14. WHO'S OVERSEEING CONGRESSIONAL OVERSIGHT?
is one of Congress's chief responsibilities, along with writing laws, raising
revenue and spending public money. So why is it that on the whole, Congress is
failing that responsibility, allowing waste, fraud and abuse to go unchecked throughout
the federal bureaucracy? A National Academy of Public Administration report once
charged it's because "Congressional oversight in general is more geared to
garnering media attention" than making government work better. According
to current and former Congressional investigators, the oversight process today
is in a shambles; many investigations are superficial and scattershot at best.
Too many lawmakers are ambivalent about oversight and subject to pressure from
the targets of their investigations. Sources within federal agencies have withered;
many whistleblowers, no longer nurtured by Congress, remain silent.
(or worse) example can be found than the Government Operations Committee -- designed
to be the House of Representatives' most tenacious government watchdog. The committee
has floundered since Rep. John Conyers (D-Mich.) replaced the tough Rep. Jack
Brooks (D-Texas), who had chaired the committee for 13 years. "We have 360-degree
authority to pursue waste, fraud and abuse," says committee member Christopher
Shays (R-Conn.), "and we should strike fear in the hearts of bureaucrats
and contractors. But nobody's afraid."
Sources on and off Conyers'
committee say the chairman, who has solicited and received contributions from
a number of parties with a stake in his committee's investigations, isn't aggressive
or focused enough. The 14-term lawmaker, in one insider's words, tends to "accommodate
the people being investigated rather than the investigators." In fact, Conyers'
accommodating nature cost 15-year congressional investigator Tom Trimboli his
job -- for doing his job too well. This is the same Tom Trimboli who played a

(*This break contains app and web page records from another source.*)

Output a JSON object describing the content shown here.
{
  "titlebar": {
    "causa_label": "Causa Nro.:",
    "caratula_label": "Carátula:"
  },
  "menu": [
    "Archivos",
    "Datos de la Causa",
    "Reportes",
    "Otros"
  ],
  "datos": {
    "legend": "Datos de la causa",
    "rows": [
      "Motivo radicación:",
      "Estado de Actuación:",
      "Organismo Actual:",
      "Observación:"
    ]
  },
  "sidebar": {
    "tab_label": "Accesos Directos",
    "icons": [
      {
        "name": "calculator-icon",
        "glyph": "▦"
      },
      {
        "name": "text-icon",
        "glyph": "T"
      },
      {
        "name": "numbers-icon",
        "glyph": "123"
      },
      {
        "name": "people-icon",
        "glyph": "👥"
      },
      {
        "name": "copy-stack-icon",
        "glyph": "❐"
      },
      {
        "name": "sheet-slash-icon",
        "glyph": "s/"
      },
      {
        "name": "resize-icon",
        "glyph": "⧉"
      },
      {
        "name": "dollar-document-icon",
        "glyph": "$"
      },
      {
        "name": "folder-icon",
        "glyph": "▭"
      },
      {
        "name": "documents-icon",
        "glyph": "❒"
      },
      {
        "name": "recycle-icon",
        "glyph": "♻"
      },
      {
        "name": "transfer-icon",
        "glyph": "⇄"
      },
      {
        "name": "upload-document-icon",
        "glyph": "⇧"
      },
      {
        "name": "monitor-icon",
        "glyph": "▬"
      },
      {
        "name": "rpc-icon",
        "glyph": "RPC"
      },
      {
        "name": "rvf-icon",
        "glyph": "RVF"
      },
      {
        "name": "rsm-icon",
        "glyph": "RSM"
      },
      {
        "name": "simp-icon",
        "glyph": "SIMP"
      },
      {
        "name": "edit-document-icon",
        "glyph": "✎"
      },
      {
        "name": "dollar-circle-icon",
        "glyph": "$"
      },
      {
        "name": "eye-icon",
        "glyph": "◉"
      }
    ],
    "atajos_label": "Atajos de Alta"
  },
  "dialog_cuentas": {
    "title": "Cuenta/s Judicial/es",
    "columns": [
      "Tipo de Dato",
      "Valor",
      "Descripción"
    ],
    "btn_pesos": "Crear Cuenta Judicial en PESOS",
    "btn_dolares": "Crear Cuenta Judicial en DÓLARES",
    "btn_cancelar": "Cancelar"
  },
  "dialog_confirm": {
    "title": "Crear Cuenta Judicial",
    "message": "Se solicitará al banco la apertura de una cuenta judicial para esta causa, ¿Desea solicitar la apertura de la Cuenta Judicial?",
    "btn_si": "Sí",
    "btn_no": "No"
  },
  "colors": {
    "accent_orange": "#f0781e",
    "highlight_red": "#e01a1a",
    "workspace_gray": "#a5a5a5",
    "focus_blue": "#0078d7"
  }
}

key role in uncovering the Wedtech scandal. The same Tom Trimboli who Conyers
called "as good as they get" -- six months before dismissing him.
dismissal was the result of a committee investigation, led by Trimboli, of the
Unisys corporation, a major defense contractor. Trimboli was looking into charges
that Unisys was defrauding the government in a $1.7 billion computer contract
they had won with the Air Force. It took only one unhappy phone call to Rep. Conyers
from Unisys Chair Michael Blumenthal before Trimboh was fired, paralyzing the
Unisys investigation. To this date, no hearings have been held and no final committee
report has been issued.
The sad state of congressional oversight is best summarized by 30-year
veteran investigator Don Gray, who recently left the Hill. According
to Gray, seldom heard are the sweetest words a lawmaker can say to an
investigator: "Take it where it goes. I'll back you up all the
CENSORED RESEARCHER: RACHAEL KINBERG
SOURCE: COMMON CAUSE, 2030 M Street, NW, Washington, DC 20036
DATE: July/August 1991
TITLE: "See No Evil"
AUTHOR: Jeffrey Denny
COMMENTS: Jeffrey Denny, senior editor at Common Cause, charges
that "The problem addressed in 'See No Evil' -- waste, fraud and
abuse runs largely unchecked through the federal government because
Congress's oversight function has been undermined by lawmakers' close
relationship with special interests and federal agencies -- by its very
nature receives insufficient exposure in the mass media.
'The mass media by and large views Congress's oversight
committees as friendly sources, ignoring the confluence of pressures -- i.e. lawmakers'
need to raise campaign money from special interests and win favors for constituents
from bureaucrats -- that undermine tough, effective enforcement.
"Too often the mainstream media has been used by publicity-seeking
members of Congress whose 'investigations' are little more than quick-hit
press events. And when oversight efforts are reported, key questions
unasked: Was the committee lobbied
by the target to ease up and what was the impact of the lobbying effort? Did the
target provide campaign-contributions to members of the committee? Did the committee
use all its powers to compel testimony and documents from the executive branch?
Were findings used to achieve action, such as Justice Department prosecution?
three recent cases, the mass media missed a key angle in its coverage of the HUD,
S&L and Iran-contra scandals: Where was Congress, with all its oversight powers,
while these scandals brewed?"
Denny says that more information about the failure of Congressional
oversight could "provoke Congress to make institutional -- and
attitudinal changes that will improve its ability to cover waste, fraud
and abuse -- perhaps improving public trust in government and saving
As it is, Denny adds "Ultimately, special interests that
are ripping off government stand to benefit from the lack of coverage of Congress's
lax oversight. So long as Congress feels it can spoon-feed the press investigatory
pabulum and fool the public into believing it really is doing something about
waste, fraud and abuse, there will be no incentive for lawmakers to change."
Denny concludes that the mass media no longer can think of Congress as a friendly
source, but "rather must hold it accountable as an elected branch of government
with a serious job to do."